Copy out every entry that follows, without a single picture.

Records drawn from a dataset
::::
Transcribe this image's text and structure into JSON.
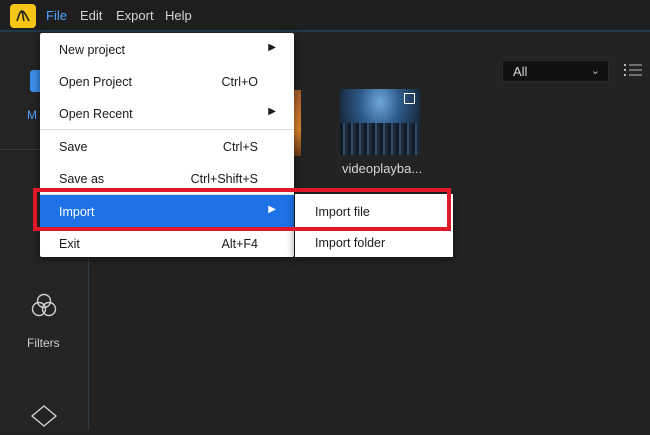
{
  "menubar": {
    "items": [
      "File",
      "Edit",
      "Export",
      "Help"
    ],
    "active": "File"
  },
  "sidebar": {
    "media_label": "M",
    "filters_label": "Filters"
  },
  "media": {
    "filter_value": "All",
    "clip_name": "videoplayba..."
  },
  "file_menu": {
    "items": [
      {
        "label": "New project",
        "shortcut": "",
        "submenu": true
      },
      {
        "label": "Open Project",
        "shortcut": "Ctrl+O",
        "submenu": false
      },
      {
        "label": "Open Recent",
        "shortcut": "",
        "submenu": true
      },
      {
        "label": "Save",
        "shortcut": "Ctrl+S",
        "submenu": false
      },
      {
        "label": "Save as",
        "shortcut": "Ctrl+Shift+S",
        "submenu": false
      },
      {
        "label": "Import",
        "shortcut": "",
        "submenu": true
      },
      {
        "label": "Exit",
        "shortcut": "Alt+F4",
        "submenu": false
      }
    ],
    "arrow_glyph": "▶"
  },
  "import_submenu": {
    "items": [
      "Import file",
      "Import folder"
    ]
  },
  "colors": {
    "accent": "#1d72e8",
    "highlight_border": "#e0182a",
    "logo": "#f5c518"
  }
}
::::
Response to this exercise:
Transcribe this image's text and structure into JSON.
{
  "menubar": {
    "items": [
      "File",
      "Edit",
      "Export",
      "Help"
    ],
    "active": "File"
  },
  "sidebar": {
    "media_label": "M",
    "filters_label": "Filters"
  },
  "media": {
    "filter_value": "All",
    "clip_name": "videoplayba..."
  },
  "file_menu": {
    "items": [
      {
        "label": "New project",
        "shortcut": "",
        "submenu": true
      },
      {
        "label": "Open Project",
        "shortcut": "Ctrl+O",
        "submenu": false
      },
      {
        "label": "Open Recent",
        "shortcut": "",
        "submenu": true
      },
      {
        "label": "Save",
        "shortcut": "Ctrl+S",
        "submenu": false
      },
      {
        "label": "Save as",
        "shortcut": "Ctrl+Shift+S",
        "submenu": false
      },
      {
        "label": "Import",
        "shortcut": "",
        "submenu": true
      },
      {
        "label": "Exit",
        "shortcut": "Alt+F4",
        "submenu": false
      }
    ],
    "arrow_glyph": "▶"
  },
  "import_submenu": {
    "items": [
      "Import file",
      "Import folder"
    ]
  },
  "colors": {
    "accent": "#1d72e8",
    "highlight_border": "#e0182a",
    "logo": "#f5c518"
  }
}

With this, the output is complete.